Acrobatch Circus is an antidote to toxic masculinity

23 January 2022

There’s more to Down Rebound than charming circus and witty patter, discovers Nina Levy.

Down Rebound, Acrobatch ·
The Gold Digger @ Girls School, 22 January 2022 ·

It’s another 40-degree day in Perth, but inside the Acrobatch Fringe tent there’s a metaphorical breath of fresh air.

It emanates from two male circus performers, one standing on the other’s shoulders. They introduce one another with an insight into each of their vulnerabilities. Ben has had “a rough couple of years” with injury; Simon’s biggest fear is fear itself.

They’re not just collaborators, they are friends. From the outset, their mutual love, respect and compassion for one another is clearly articulated. Toxic masculinity begone.

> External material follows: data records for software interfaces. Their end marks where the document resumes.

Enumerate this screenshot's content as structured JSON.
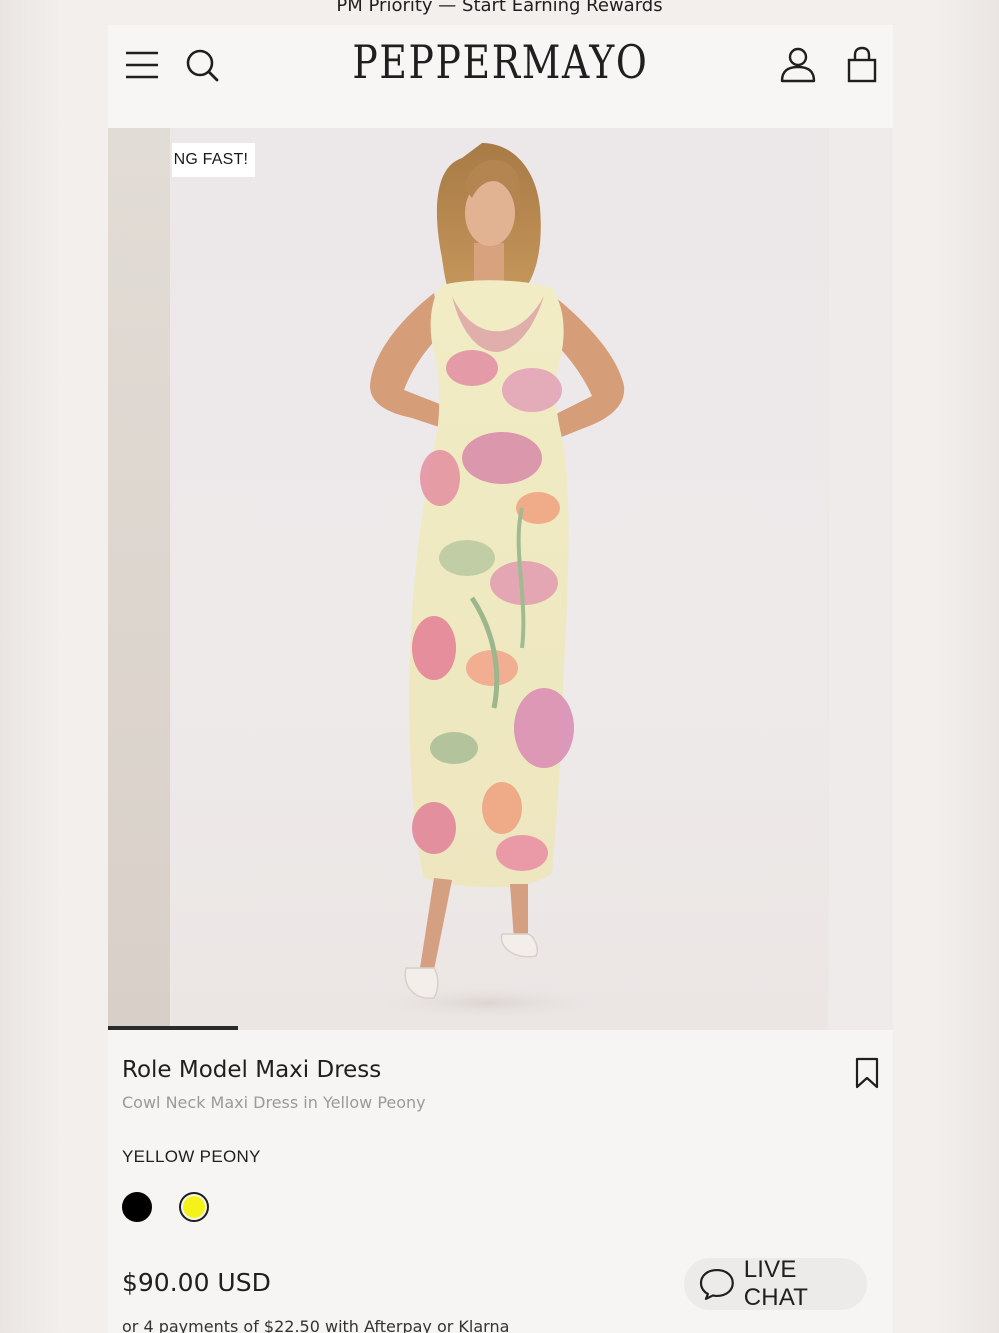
{
  "promo_bar": {
    "text": "PM Priority — Start Earning Rewards"
  },
  "header": {
    "logo": "PEPPERMAYO",
    "icons": [
      "menu-icon",
      "search-icon",
      "account-icon",
      "bag-icon"
    ]
  },
  "gallery": {
    "badge": "SELLING FAST!",
    "progress": 0.166,
    "current_image": "model wearing floral cowl neck maxi dress"
  },
  "product": {
    "title": "Role Model Maxi Dress",
    "subtitle": "Cowl Neck Maxi Dress in Yellow Peony",
    "color_label": "YELLOW PEONY",
    "swatches": [
      {
        "name": "black",
        "color": "#000000",
        "selected": false
      },
      {
        "name": "yellow-peony",
        "color": "#f5f21a",
        "selected": true
      }
    ],
    "price": "$90.00 USD",
    "installments": "or 4 payments of $22.50 with Afterpay or Klarna"
  },
  "chat": {
    "label": "LIVE CHAT"
  }
}
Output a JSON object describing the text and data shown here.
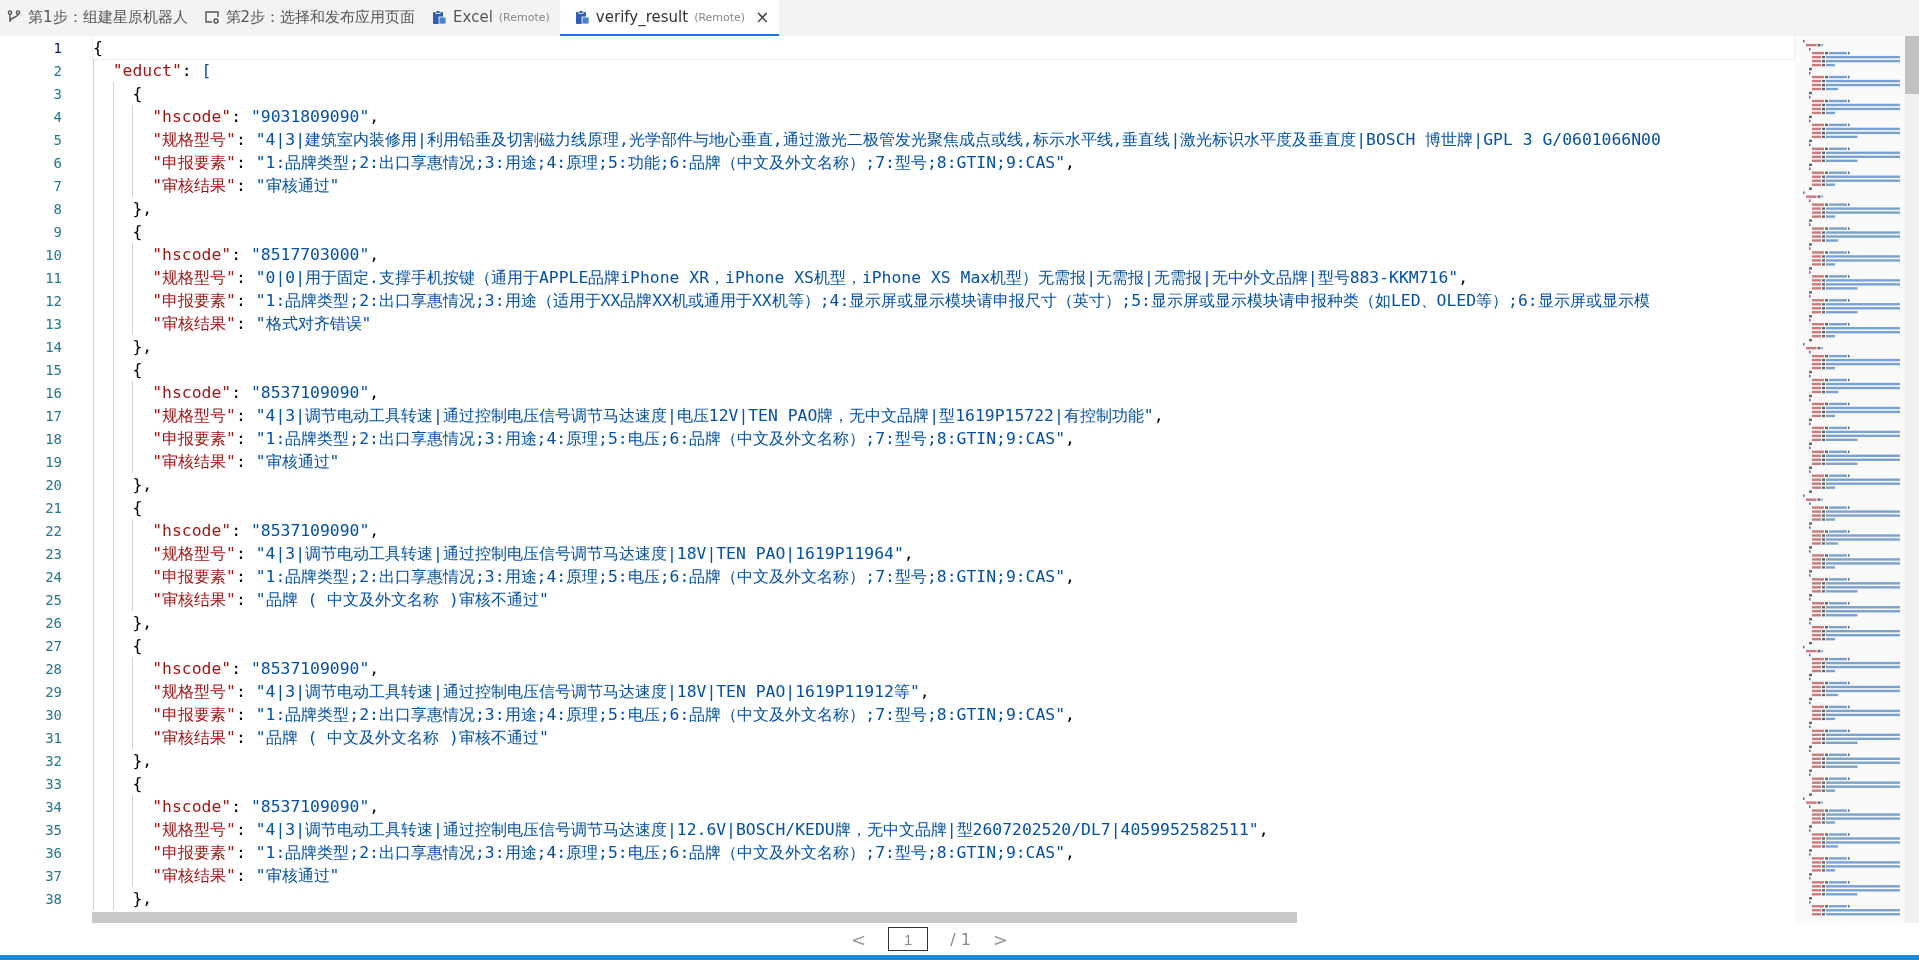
{
  "tabs": [
    {
      "label": "第1步：组建星原机器人",
      "selected": false
    },
    {
      "label": "第2步：选择和发布应用页面",
      "selected": false
    },
    {
      "label": "Excel",
      "suffix": "(Remote)",
      "selected": false
    },
    {
      "label": "verify_result",
      "suffix": "(Remote)",
      "selected": true,
      "close": "×"
    }
  ],
  "editor": {
    "lines": [
      {
        "number": "1",
        "active": true,
        "tokens": [
          {
            "kind": "punct",
            "text": "{"
          }
        ]
      },
      {
        "number": "2",
        "active": false,
        "tokens": [
          {
            "kind": "key",
            "text": "\"educt\""
          },
          {
            "kind": "punct",
            "text": ": "
          },
          {
            "kind": "str",
            "text": "["
          }
        ]
      },
      {
        "number": "3",
        "active": false,
        "tokens": [
          {
            "kind": "punct",
            "text": "{"
          }
        ]
      },
      {
        "number": "4",
        "active": false,
        "tokens": [
          {
            "kind": "key",
            "text": "\"hscode\""
          },
          {
            "kind": "punct",
            "text": ": "
          },
          {
            "kind": "str",
            "text": "\"9031809090\""
          },
          {
            "kind": "punct",
            "text": ","
          }
        ]
      },
      {
        "number": "5",
        "active": false,
        "tokens": [
          {
            "kind": "key",
            "text": "\"规格型号\""
          },
          {
            "kind": "punct",
            "text": ": "
          },
          {
            "kind": "str",
            "text": "\"4|3|建筑室内装修用|利用铅垂及切割磁力线原理,光学部件与地心垂直,通过激光二极管发光聚焦成点或线,标示水平线,垂直线|激光标识水平度及垂直度|BOSCH 博世牌|GPL 3 G/0601066N00"
          }
        ]
      },
      {
        "number": "6",
        "active": false,
        "tokens": [
          {
            "kind": "key",
            "text": "\"申报要素\""
          },
          {
            "kind": "punct",
            "text": ": "
          },
          {
            "kind": "str",
            "text": "\"1:品牌类型;2:出口享惠情况;3:用途;4:原理;5:功能;6:品牌（中文及外文名称）;7:型号;8:GTIN;9:CAS\""
          },
          {
            "kind": "punct",
            "text": ","
          }
        ]
      },
      {
        "number": "7",
        "active": false,
        "tokens": [
          {
            "kind": "key",
            "text": "\"审核结果\""
          },
          {
            "kind": "punct",
            "text": ": "
          },
          {
            "kind": "str",
            "text": "\"审核通过\""
          }
        ]
      },
      {
        "number": "8",
        "active": false,
        "tokens": [
          {
            "kind": "punct",
            "text": "},"
          }
        ]
      },
      {
        "number": "9",
        "active": false,
        "tokens": [
          {
            "kind": "punct",
            "text": "{"
          }
        ]
      },
      {
        "number": "10",
        "active": false,
        "tokens": [
          {
            "kind": "key",
            "text": "\"hscode\""
          },
          {
            "kind": "punct",
            "text": ": "
          },
          {
            "kind": "str",
            "text": "\"8517703000\""
          },
          {
            "kind": "punct",
            "text": ","
          }
        ]
      },
      {
        "number": "11",
        "active": false,
        "tokens": [
          {
            "kind": "key",
            "text": "\"规格型号\""
          },
          {
            "kind": "punct",
            "text": ": "
          },
          {
            "kind": "str",
            "text": "\"0|0|用于固定.支撑手机按键（通用于APPLE品牌iPhone XR，iPhone XS机型，iPhone XS Max机型）无需报|无需报|无需报|无中外文品牌|型号883-KKM716\""
          },
          {
            "kind": "punct",
            "text": ","
          }
        ]
      },
      {
        "number": "12",
        "active": false,
        "tokens": [
          {
            "kind": "key",
            "text": "\"申报要素\""
          },
          {
            "kind": "punct",
            "text": ": "
          },
          {
            "kind": "str",
            "text": "\"1:品牌类型;2:出口享惠情况;3:用途（适用于XX品牌XX机或通用于XX机等）;4:显示屏或显示模块请申报尺寸（英寸）;5:显示屏或显示模块请申报种类（如LED、OLED等）;6:显示屏或显示模"
          }
        ]
      },
      {
        "number": "13",
        "active": false,
        "tokens": [
          {
            "kind": "key",
            "text": "\"审核结果\""
          },
          {
            "kind": "punct",
            "text": ": "
          },
          {
            "kind": "str",
            "text": "\"格式对齐错误\""
          }
        ]
      },
      {
        "number": "14",
        "active": false,
        "tokens": [
          {
            "kind": "punct",
            "text": "},"
          }
        ]
      },
      {
        "number": "15",
        "active": false,
        "tokens": [
          {
            "kind": "punct",
            "text": "{"
          }
        ]
      },
      {
        "number": "16",
        "active": false,
        "tokens": [
          {
            "kind": "key",
            "text": "\"hscode\""
          },
          {
            "kind": "punct",
            "text": ": "
          },
          {
            "kind": "str",
            "text": "\"8537109090\""
          },
          {
            "kind": "punct",
            "text": ","
          }
        ]
      },
      {
        "number": "17",
        "active": false,
        "tokens": [
          {
            "kind": "key",
            "text": "\"规格型号\""
          },
          {
            "kind": "punct",
            "text": ": "
          },
          {
            "kind": "str",
            "text": "\"4|3|调节电动工具转速|通过控制电压信号调节马达速度|电压12V|TEN PAO牌，无中文品牌|型1619P15722|有控制功能\""
          },
          {
            "kind": "punct",
            "text": ","
          }
        ]
      },
      {
        "number": "18",
        "active": false,
        "tokens": [
          {
            "kind": "key",
            "text": "\"申报要素\""
          },
          {
            "kind": "punct",
            "text": ": "
          },
          {
            "kind": "str",
            "text": "\"1:品牌类型;2:出口享惠情况;3:用途;4:原理;5:电压;6:品牌（中文及外文名称）;7:型号;8:GTIN;9:CAS\""
          },
          {
            "kind": "punct",
            "text": ","
          }
        ]
      },
      {
        "number": "19",
        "active": false,
        "tokens": [
          {
            "kind": "key",
            "text": "\"审核结果\""
          },
          {
            "kind": "punct",
            "text": ": "
          },
          {
            "kind": "str",
            "text": "\"审核通过\""
          }
        ]
      },
      {
        "number": "20",
        "active": false,
        "tokens": [
          {
            "kind": "punct",
            "text": "},"
          }
        ]
      },
      {
        "number": "21",
        "active": false,
        "tokens": [
          {
            "kind": "punct",
            "text": "{"
          }
        ]
      },
      {
        "number": "22",
        "active": false,
        "tokens": [
          {
            "kind": "key",
            "text": "\"hscode\""
          },
          {
            "kind": "punct",
            "text": ": "
          },
          {
            "kind": "str",
            "text": "\"8537109090\""
          },
          {
            "kind": "punct",
            "text": ","
          }
        ]
      },
      {
        "number": "23",
        "active": false,
        "tokens": [
          {
            "kind": "key",
            "text": "\"规格型号\""
          },
          {
            "kind": "punct",
            "text": ": "
          },
          {
            "kind": "str",
            "text": "\"4|3|调节电动工具转速|通过控制电压信号调节马达速度|18V|TEN PAO|1619P11964\""
          },
          {
            "kind": "punct",
            "text": ","
          }
        ]
      },
      {
        "number": "24",
        "active": false,
        "tokens": [
          {
            "kind": "key",
            "text": "\"申报要素\""
          },
          {
            "kind": "punct",
            "text": ": "
          },
          {
            "kind": "str",
            "text": "\"1:品牌类型;2:出口享惠情况;3:用途;4:原理;5:电压;6:品牌（中文及外文名称）;7:型号;8:GTIN;9:CAS\""
          },
          {
            "kind": "punct",
            "text": ","
          }
        ]
      },
      {
        "number": "25",
        "active": false,
        "tokens": [
          {
            "kind": "key",
            "text": "\"审核结果\""
          },
          {
            "kind": "punct",
            "text": ": "
          },
          {
            "kind": "str",
            "text": "\"品牌 ( 中文及外文名称 )审核不通过\""
          }
        ]
      },
      {
        "number": "26",
        "active": false,
        "tokens": [
          {
            "kind": "punct",
            "text": "},"
          }
        ]
      },
      {
        "number": "27",
        "active": false,
        "tokens": [
          {
            "kind": "punct",
            "text": "{"
          }
        ]
      },
      {
        "number": "28",
        "active": false,
        "tokens": [
          {
            "kind": "key",
            "text": "\"hscode\""
          },
          {
            "kind": "punct",
            "text": ": "
          },
          {
            "kind": "str",
            "text": "\"8537109090\""
          },
          {
            "kind": "punct",
            "text": ","
          }
        ]
      },
      {
        "number": "29",
        "active": false,
        "tokens": [
          {
            "kind": "key",
            "text": "\"规格型号\""
          },
          {
            "kind": "punct",
            "text": ": "
          },
          {
            "kind": "str",
            "text": "\"4|3|调节电动工具转速|通过控制电压信号调节马达速度|18V|TEN PAO|1619P11912等\""
          },
          {
            "kind": "punct",
            "text": ","
          }
        ]
      },
      {
        "number": "30",
        "active": false,
        "tokens": [
          {
            "kind": "key",
            "text": "\"申报要素\""
          },
          {
            "kind": "punct",
            "text": ": "
          },
          {
            "kind": "str",
            "text": "\"1:品牌类型;2:出口享惠情况;3:用途;4:原理;5:电压;6:品牌（中文及外文名称）;7:型号;8:GTIN;9:CAS\""
          },
          {
            "kind": "punct",
            "text": ","
          }
        ]
      },
      {
        "number": "31",
        "active": false,
        "tokens": [
          {
            "kind": "key",
            "text": "\"审核结果\""
          },
          {
            "kind": "punct",
            "text": ": "
          },
          {
            "kind": "str",
            "text": "\"品牌 ( 中文及外文名称 )审核不通过\""
          }
        ]
      },
      {
        "number": "32",
        "active": false,
        "tokens": [
          {
            "kind": "punct",
            "text": "},"
          }
        ]
      },
      {
        "number": "33",
        "active": false,
        "tokens": [
          {
            "kind": "punct",
            "text": "{"
          }
        ]
      },
      {
        "number": "34",
        "active": false,
        "tokens": [
          {
            "kind": "key",
            "text": "\"hscode\""
          },
          {
            "kind": "punct",
            "text": ": "
          },
          {
            "kind": "str",
            "text": "\"8537109090\""
          },
          {
            "kind": "punct",
            "text": ","
          }
        ]
      },
      {
        "number": "35",
        "active": false,
        "tokens": [
          {
            "kind": "key",
            "text": "\"规格型号\""
          },
          {
            "kind": "punct",
            "text": ": "
          },
          {
            "kind": "str",
            "text": "\"4|3|调节电动工具转速|通过控制电压信号调节马达速度|12.6V|BOSCH/KEDU牌，无中文品牌|型2607202520/DL7|4059952582511\""
          },
          {
            "kind": "punct",
            "text": ","
          }
        ]
      },
      {
        "number": "36",
        "active": false,
        "tokens": [
          {
            "kind": "key",
            "text": "\"申报要素\""
          },
          {
            "kind": "punct",
            "text": ": "
          },
          {
            "kind": "str",
            "text": "\"1:品牌类型;2:出口享惠情况;3:用途;4:原理;5:电压;6:品牌（中文及外文名称）;7:型号;8:GTIN;9:CAS\""
          },
          {
            "kind": "punct",
            "text": ","
          }
        ]
      },
      {
        "number": "37",
        "active": false,
        "tokens": [
          {
            "kind": "key",
            "text": "\"审核结果\""
          },
          {
            "kind": "punct",
            "text": ": "
          },
          {
            "kind": "str",
            "text": "\"审核通过\""
          }
        ]
      },
      {
        "number": "38",
        "active": false,
        "tokens": [
          {
            "kind": "punct",
            "text": "},"
          }
        ]
      }
    ]
  },
  "pager": {
    "prev": "<",
    "page": "1",
    "total": "/ 1",
    "next": ">"
  }
}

This iteration of Down Rebound, by local circus duo Acrobatch (Ben Kotovski Steele and Simon Wood), premiered in August at the State Theatre Centre’s Studio Underground as part of the inaugural Perth Circus Festival. While less salubrious, the cosier Gold Digger tent proves a better venue for a show that relies heavily on rapport between punters and performers.

And that rapport is vital. Kotovski-Steele and Wood are perfectly capable of impressing with their skills but this show isn’t particularly slick. This is, perhaps, intentional – the pair speak frankly about the tricks they find hardest, and how they feel when they don’t pull something off. Though a few of the misfires witnessed on opening night seem genuine, it’s hard to be sure what’s intentional and what isn’t, when the accompanying patter is humorously commentating on the frustrations of dropped juggling balls, or “inconsistent” handstands.

Most of the tricks work, however. In the paired juggling Kotovski Steele seems to grab balls that are nowhere near his line of vision. In matching handstands, the performers’ legs carve and twist the air for what seems like an impossible length of time. Wood’s press to handstand atop Kotovski-Steele’s shoulders is an audience favourite, another supported handstand sees him arch at an angle that seems to defy gravity.

Performers from Acrobatch Circus. Pictured one man lies on the floor, holding the arms of another man who is in a handstand that arches over at a seemingly impossible angle.
Supported by Ben Kotovski-Steele, Simon Wood’s handstand arches at a gravity-defying angle. Photo: Tashi Hall

Though a little long, the rope section is also impressive. Wood’s roll-up – a manoeuvre which sees him literally “roll” up the rope – is another audience favourite. Both performers shinny up and daringly drop down the rope with careless grace. The simple but pleasing finale is better without any spoilers.

The running commentary, though occasionally stilted, has an endearing quality. When they vie for most impressive injury it’s hard to choose between Wood’s 80s Mix-Tape hair-whipping induced whiplash and Kotovski-Steele’s soulful ode to his back injury.

Part of the reason Down Rebound gets away with its lack of gloss is that its two performers are so lovable. There are moments when all Wood has to do is give us a grin and we applaud. And though the show has a “work in progress” quality in comparison to more polished Fringe offerings, that is part of its charm.

But watching this season of Down Rebound, what struck me most was its representation and celebration of male friendship, kindness and compassion.

I’d recommend this show to anyone of any age, but please – take your boys.

Down Rebound continues at Girls School until 6 February 2022.

Pictured top are Ben Kotovski-Steele (bottom) and Simon Wood (top). Photo: Rachel Collier

Like what you're reading? Support Seesaw.

Author —
Nina Levy

Nina Levy has worked as an arts writer and critic since 2007. She co-founded Seesaw and has been co-editing the platform since it went live in August 2017. As a freelancer she has written extensively for The West Australian and Dance Australia magazine, co-editing the latter from 2016 to 2019. Nina loves the swings because they take her closer to the sky.

Past Articles

Read Next

  • Reading time • 6 minutesVisual Art
  • Reading time • 5 minutesTheatre
  • Kiki Saito and Matthew Lehmann in Nils Christe's Before Nightfall. Photo by Bradbury Photography copy Two West Australian ballet dancers on stage - a woman is perched on one pointe, her other leg extended upwards in a split. She arches back, supported by a male dancer. Hitting high notes at 70

    Hitting high notes at 70

    25 June 2022

    Traversing a range of human emotion, West Australian Ballet’s latest triple bill is an evening of beautifully performed contemporary dance, reports Kim Balfour.

    Reading time • 6 minutesDance

Cleaver Street Studio

Cleaver Street Studio

Cleaver Street Studio